## Input
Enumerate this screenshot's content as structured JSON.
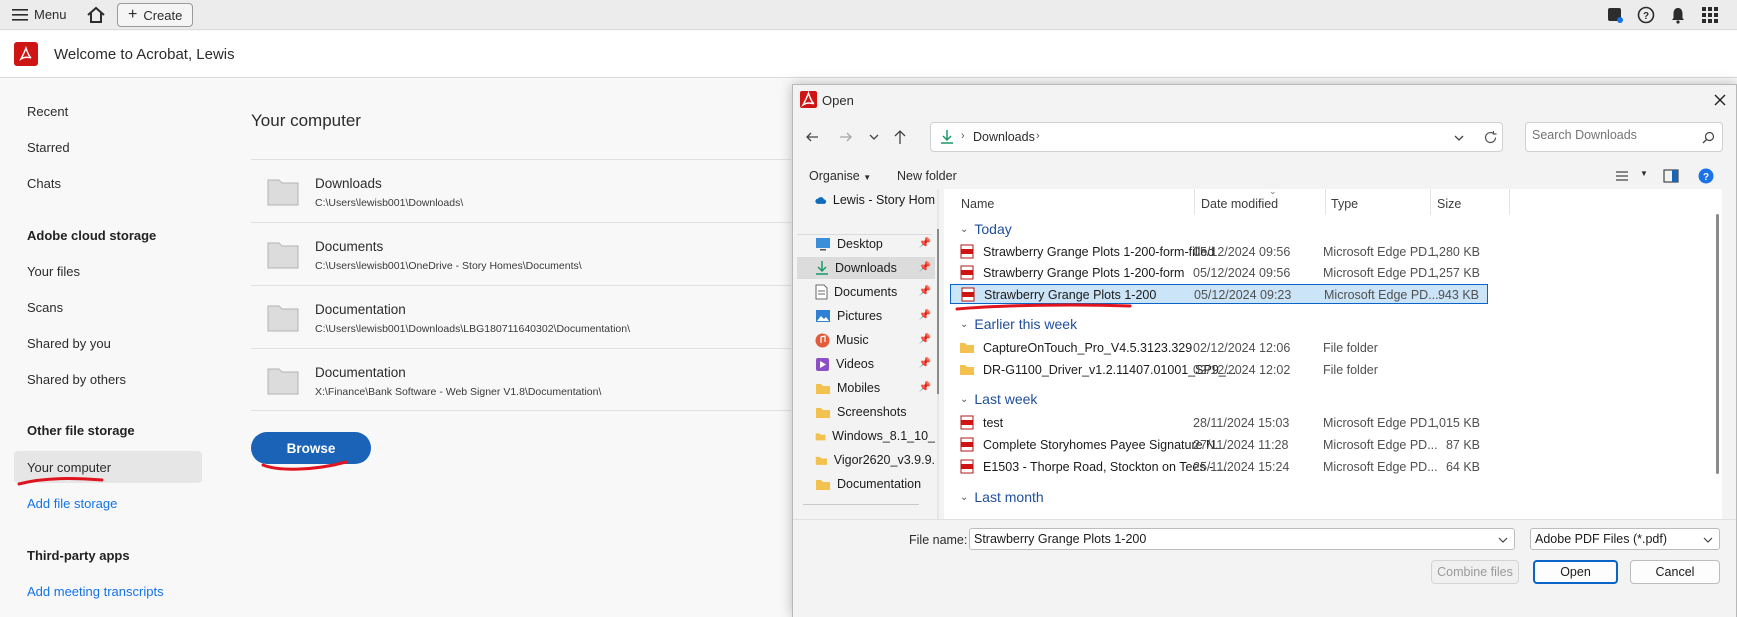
{
  "topbar": {
    "menu_label": "Menu",
    "create_label": "Create"
  },
  "header": {
    "welcome": "Welcome to Acrobat, Lewis"
  },
  "sidebar": {
    "items_top": [
      "Recent",
      "Starred",
      "Chats"
    ],
    "cloud_heading": "Adobe cloud storage",
    "cloud_items": [
      "Your files",
      "Scans",
      "Shared by you",
      "Shared by others"
    ],
    "other_heading": "Other file storage",
    "selected_item": "Your computer",
    "add_storage": "Add file storage",
    "third_heading": "Third-party apps",
    "add_transcripts": "Add meeting transcripts"
  },
  "main": {
    "title": "Your computer",
    "locations": [
      {
        "name": "Downloads",
        "path": "C:\\Users\\lewisb001\\Downloads\\"
      },
      {
        "name": "Documents",
        "path": "C:\\Users\\lewisb001\\OneDrive - Story Homes\\Documents\\"
      },
      {
        "name": "Documentation",
        "path": "C:\\Users\\lewisb001\\Downloads\\LBG180711640302\\Documentation\\"
      },
      {
        "name": "Documentation",
        "path": "X:\\Finance\\Bank Software - Web Signer V1.8\\Documentation\\"
      }
    ],
    "browse_label": "Browse"
  },
  "dialog": {
    "title": "Open",
    "address": "Downloads",
    "search_placeholder": "Search Downloads",
    "organise": "Organise",
    "new_folder": "New folder",
    "left_pane": {
      "onedrive": "Lewis - Story Hom",
      "items": [
        {
          "label": "Desktop",
          "pinned": true
        },
        {
          "label": "Downloads",
          "pinned": true
        },
        {
          "label": "Documents",
          "pinned": true
        },
        {
          "label": "Pictures",
          "pinned": true
        },
        {
          "label": "Music",
          "pinned": true
        },
        {
          "label": "Videos",
          "pinned": true
        },
        {
          "label": "Mobiles",
          "pinned": true
        },
        {
          "label": "Screenshots",
          "pinned": false
        },
        {
          "label": "Windows_8.1_10_",
          "pinned": false
        },
        {
          "label": "Vigor2620_v3.9.9.",
          "pinned": false
        },
        {
          "label": "Documentation",
          "pinned": false
        }
      ]
    },
    "columns": {
      "name": "Name",
      "date": "Date modified",
      "type": "Type",
      "size": "Size"
    },
    "groups": [
      {
        "label": "Today",
        "files": [
          {
            "name": "Strawberry Grange Plots 1-200-form-filled",
            "date": "05/12/2024 09:56",
            "type": "Microsoft Edge PD...",
            "size": "1,280 KB",
            "kind": "pdf"
          },
          {
            "name": "Strawberry Grange Plots 1-200-form",
            "date": "05/12/2024 09:56",
            "type": "Microsoft Edge PD...",
            "size": "1,257 KB",
            "kind": "pdf"
          },
          {
            "name": "Strawberry Grange Plots 1-200",
            "date": "05/12/2024 09:23",
            "type": "Microsoft Edge PD...",
            "size": "943 KB",
            "kind": "pdf",
            "selected": true
          }
        ]
      },
      {
        "label": "Earlier this week",
        "files": [
          {
            "name": "CaptureOnTouch_Pro_V4.5.3123.329",
            "date": "02/12/2024 12:06",
            "type": "File folder",
            "size": "",
            "kind": "folder"
          },
          {
            "name": "DR-G1100_Driver_v1.2.11407.01001_SP9_...",
            "date": "02/12/2024 12:02",
            "type": "File folder",
            "size": "",
            "kind": "folder"
          }
        ]
      },
      {
        "label": "Last week",
        "files": [
          {
            "name": "test",
            "date": "28/11/2024 15:03",
            "type": "Microsoft Edge PD...",
            "size": "1,015 KB",
            "kind": "pdf"
          },
          {
            "name": "Complete Storyhomes Payee Signature N...",
            "date": "27/11/2024 11:28",
            "type": "Microsoft Edge PD...",
            "size": "87 KB",
            "kind": "pdf"
          },
          {
            "name": "E1503 - Thorpe Road, Stockton on Tees - ...",
            "date": "25/11/2024 15:24",
            "type": "Microsoft Edge PD...",
            "size": "64 KB",
            "kind": "pdf"
          }
        ]
      },
      {
        "label": "Last month",
        "files": []
      }
    ],
    "file_name_label": "File name:",
    "file_name_value": "Strawberry Grange Plots 1-200",
    "file_type": "Adobe PDF Files (*.pdf)",
    "combine_label": "Combine files",
    "open_label": "Open",
    "cancel_label": "Cancel"
  },
  "colors": {
    "accent": "#1473e6",
    "browse": "#1a63b6",
    "acrobat_red": "#cf1414",
    "selection": "#cce4f7",
    "annotation": "#e0141e"
  }
}
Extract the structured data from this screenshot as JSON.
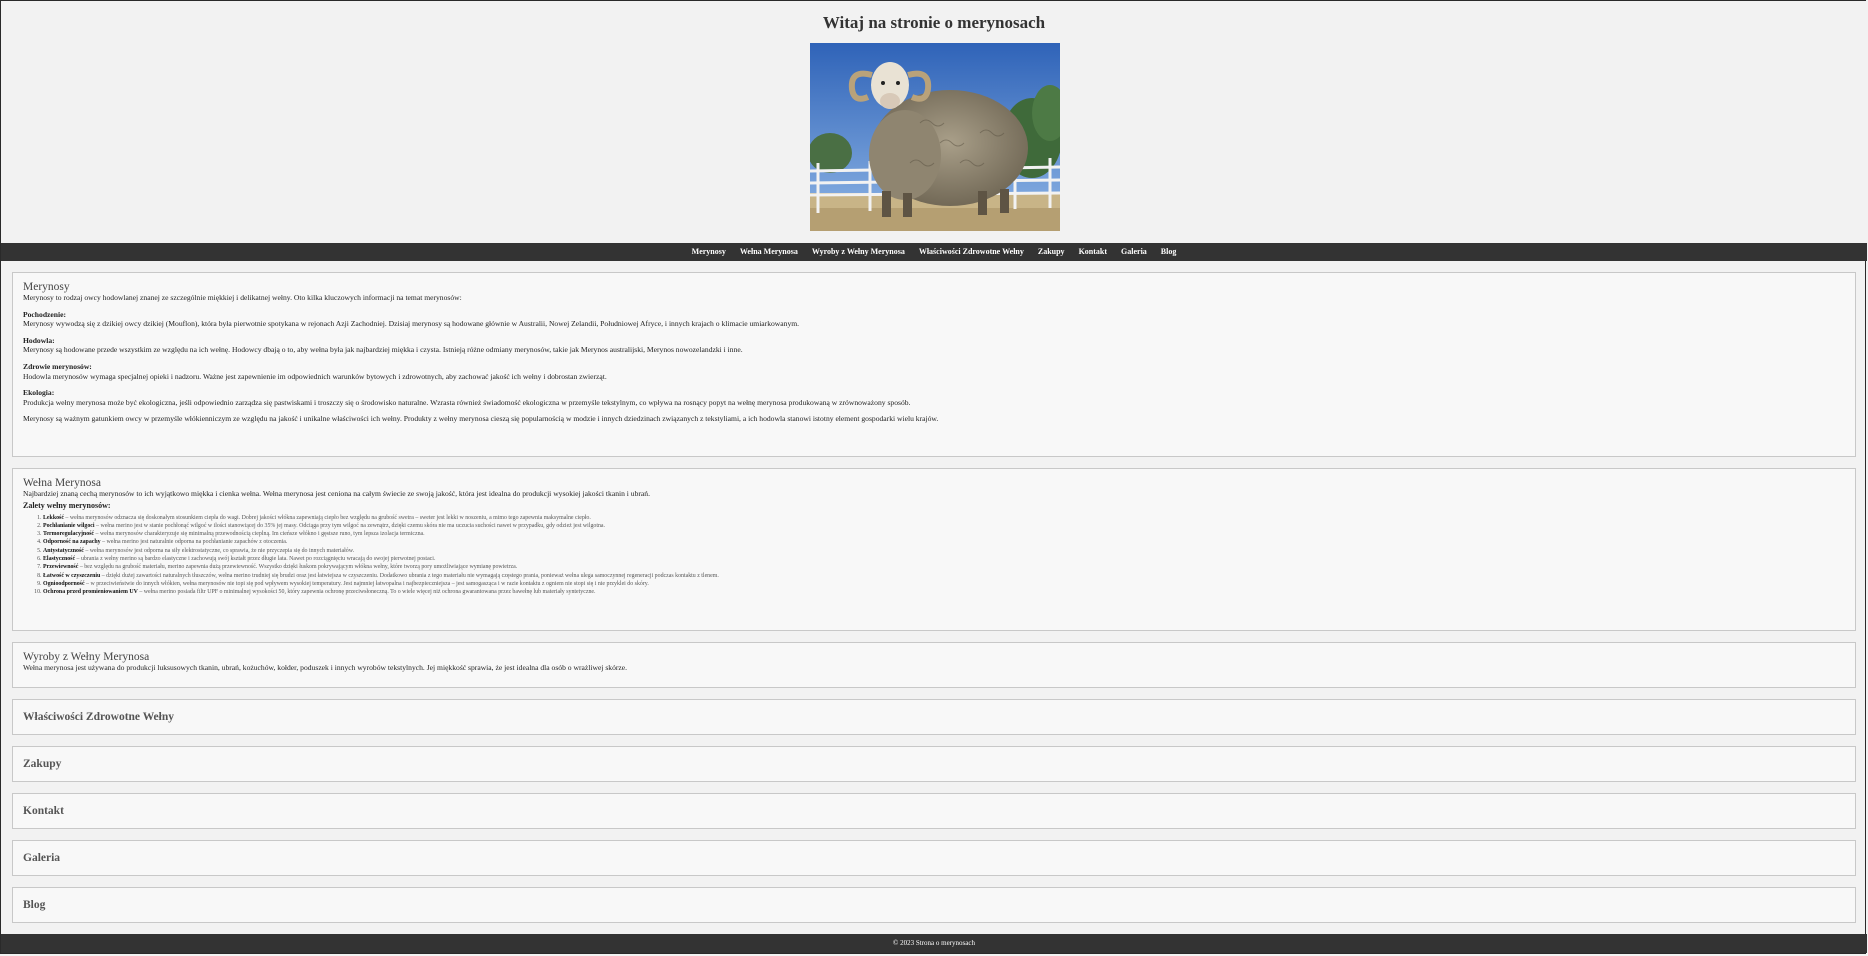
{
  "header": {
    "title": "Witaj na stronie o merynosach"
  },
  "nav": [
    "Merynosy",
    "Wełna Merynosa",
    "Wyroby z Wełny Merynosa",
    "Właściwości Zdrowotne Wełny",
    "Zakupy",
    "Kontakt",
    "Galeria",
    "Blog"
  ],
  "merynosy": {
    "title": "Merynosy",
    "intro": "Merynosy to rodzaj owcy hodowlanej znanej ze szczególnie miękkiej i delikatnej wełny. Oto kilka kluczowych informacji na temat merynosów:",
    "pochodzenie_label": "Pochodzenie:",
    "pochodzenie_text": "Merynosy wywodzą się z dzikiej owcy dzikiej (Mouflon), która była pierwotnie spotykana w rejonach Azji Zachodniej. Dzisiaj merynosy są hodowane głównie w Australii, Nowej Zelandii, Południowej Afryce, i innych krajach o klimacie umiarkowanym.",
    "hodowla_label": "Hodowla:",
    "hodowla_text": "Merynosy są hodowane przede wszystkim ze względu na ich wełnę. Hodowcy dbają o to, aby wełna była jak najbardziej miękka i czysta. Istnieją różne odmiany merynosów, takie jak Merynos australijski, Merynos nowozelandzki i inne.",
    "zdrowie_label": "Zdrowie merynosów:",
    "zdrowie_text": "Hodowla merynosów wymaga specjalnej opieki i nadzoru. Ważne jest zapewnienie im odpowiednich warunków bytowych i zdrowotnych, aby zachować jakość ich wełny i dobrostan zwierząt.",
    "ekologia_label": "Ekologia:",
    "ekologia_text": "Produkcja wełny merynosa może być ekologiczna, jeśli odpowiednio zarządza się pastwiskami i troszczy się o środowisko naturalne. Wzrasta również świadomość ekologiczna w przemyśle tekstylnym, co wpływa na rosnący popyt na wełnę merynosa produkowaną w zrównoważony sposób.",
    "summary": "Merynosy są ważnym gatunkiem owcy w przemyśle włókienniczym ze względu na jakość i unikalne właściwości ich wełny. Produkty z wełny merynosa cieszą się popularnością w modzie i innych dziedzinach związanych z tekstyliami, a ich hodowla stanowi istotny element gospodarki wielu krajów."
  },
  "welna": {
    "title": "Wełna Merynosa",
    "intro": "Najbardziej znaną cechą merynosów to ich wyjątkowo miękka i cienka wełna. Wełna merynosa jest ceniona na całym świecie ze swoją jakość, która jest idealna do produkcji wysokiej jakości tkanin i ubrań.",
    "zalety_label": "Zalety wełny merynosów:",
    "zalety": [
      {
        "name": "Lekkość",
        "text": " – wełna merynosów odznacza się doskonałym stosunkiem ciepła do wagi. Dobrej jakości włókna zapewniają ciepło bez względu na grubość swetra – sweter jest lekki w noszeniu, a mimo tego zapewnia maksymalne ciepło."
      },
      {
        "name": "Pochłanianie wilgoci",
        "text": " – wełna merino jest w stanie pochłonąć wilgoć w ilości stanowiącej do 35% jej masy. Odciąga przy tym wilgoć na zewnątrz, dzięki czemu skóra nie ma uczucia suchości nawet w przypadku, gdy odzież jest wilgotna."
      },
      {
        "name": "Termoregulacyjność",
        "text": " – wełna merynosów charakteryzuje się minimalną przewodnością cieplną. Im cieńsze włókno i gęstsze runo, tym lepsza izolacja termiczna."
      },
      {
        "name": "Odporność na zapachy",
        "text": " – wełna merino jest naturalnie odporna na pochłanianie zapachów z otoczenia."
      },
      {
        "name": "Antystatyczność",
        "text": " – wełna merynosów jest odporna na siły elektrostatyczne, co sprawia, że nie przyczepia się do innych materiałów."
      },
      {
        "name": "Elastyczność",
        "text": " – ubrania z wełny merino są bardzo elastyczne i zachowują swój kształt przez długie lata. Nawet po rozciągnięciu wracają do swojej pierwotnej postaci."
      },
      {
        "name": "Przewiewność",
        "text": " – bez względu na grubość materiału, merino zapewnia dużą przewiewność. Wszystko dzięki łuskom pokrywającym włókna wełny, które tworzą pory umożliwiające wymianę powietrza."
      },
      {
        "name": "Łatwość w czyszczeniu",
        "text": " – dzięki dużej zawartości naturalnych tłuszczów, wełna merino trudniej się brudzi oraz jest łatwiejsza w czyszczeniu. Dodatkowo ubrania z tego materiału nie wymagają częstego prania, ponieważ wełna ulega samoczynnej regeneracji podczas kontaktu z tlenem."
      },
      {
        "name": "Ognioodporność",
        "text": " – w przeciwieństwie do innych włókien, wełna merynosów nie topi się pod wpływem wysokiej temperatury. Jest najmniej łatwopalna i najbezpieczniejsza – jest samogasząca i w razie kontaktu z ogniem nie stopi się i nie przyklei do skóry."
      },
      {
        "name": "Ochrona przed promieniowaniem UV",
        "text": " – wełna merino posiada filtr UPF o minimalnej wysokości 50, który zapewnia ochronę przeciwsłoneczną. To o wiele więcej niż ochrona gwarantowana przez bawełnę lub materiały syntetyczne."
      }
    ]
  },
  "wyroby": {
    "title": "Wyroby z Wełny Merynosa",
    "text": "Wełna merynosa jest używana do produkcji luksusowych tkanin, ubrań, kożuchów, kołder, poduszek i innych wyrobów tekstylnych. Jej miękkość sprawia, że jest idealna dla osób o wrażliwej skórze."
  },
  "wlasciwosci": {
    "title": "Właściwości Zdrowotne Wełny"
  },
  "zakupy": {
    "title": "Zakupy"
  },
  "kontakt": {
    "title": "Kontakt"
  },
  "galeria": {
    "title": "Galeria"
  },
  "blog": {
    "title": "Blog"
  },
  "footer": {
    "text": "© 2023 Strona o merynosach"
  }
}
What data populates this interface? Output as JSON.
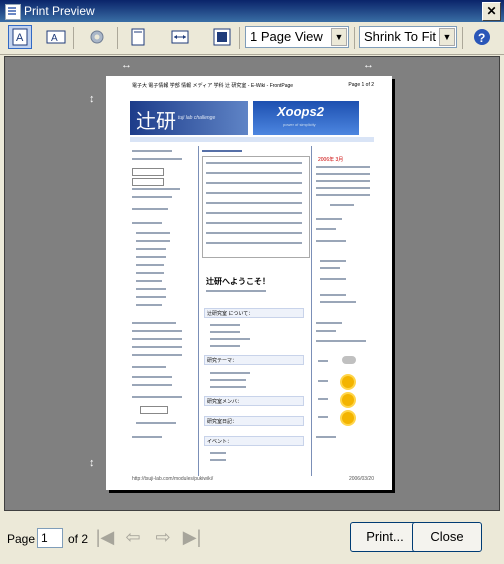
{
  "window": {
    "title": "Print Preview",
    "close_glyph": "✕"
  },
  "toolbar": {
    "view_mode": "1 Page View",
    "scale": "Shrink To Fit",
    "help_glyph": "?",
    "icons": [
      "portrait-icon",
      "landscape-icon",
      "page-setup-icon",
      "full-page-icon",
      "fit-width-icon",
      "fit-height-icon",
      "help-icon"
    ]
  },
  "page_preview": {
    "header_left": "電子大 電子情報 学部 情報 メディア 学科 辻 研究室 - E-Wiki - FrontPage",
    "header_right": "Page 1 of 2",
    "banner_left_text": "辻研",
    "banner_left_sub": "tuji lab challenge",
    "banner_right_text": "Xoops2",
    "banner_right_sub": "power of simplicity",
    "welcome_title": "辻研へようこそ！",
    "sections": [
      "辻研究室 について：",
      "研究テーマ：",
      "研究室メンバ：",
      "研究室日記：",
      "イベント："
    ],
    "calendar_title": "2006年 3月",
    "footer_left": "http://tsuji-lab.com/modules/pukiwiki/",
    "footer_right": "2006/03/20"
  },
  "bottom": {
    "page_label": "Page",
    "page_value": "1",
    "of_label": "of 2",
    "print_label": "Print...",
    "close_label": "Close",
    "first_glyph": "|◀",
    "prev_glyph": "⇦",
    "next_glyph": "⇨",
    "last_glyph": "▶|"
  }
}
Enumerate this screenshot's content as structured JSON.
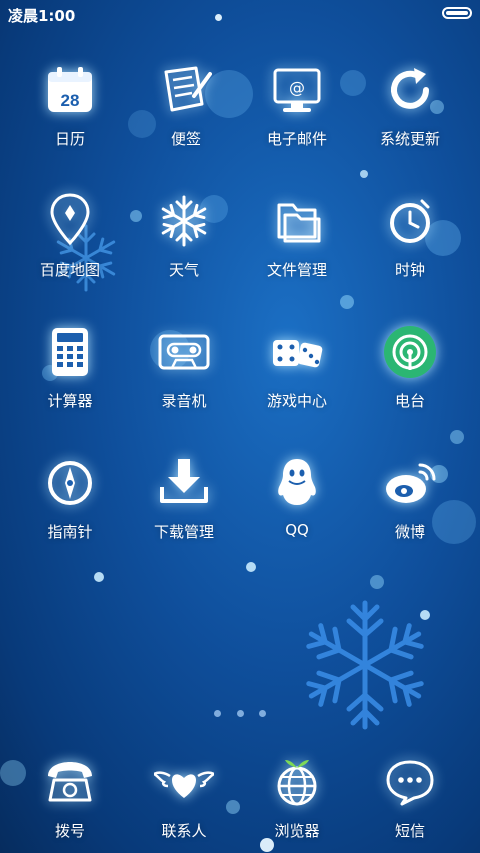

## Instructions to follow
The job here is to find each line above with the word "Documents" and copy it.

## Written answer
        "name": "Documents",
        "path": "C:\\Users\\lewisb001\\OneDrive - Story Homes\\Documents\\"
          "label": "Documents",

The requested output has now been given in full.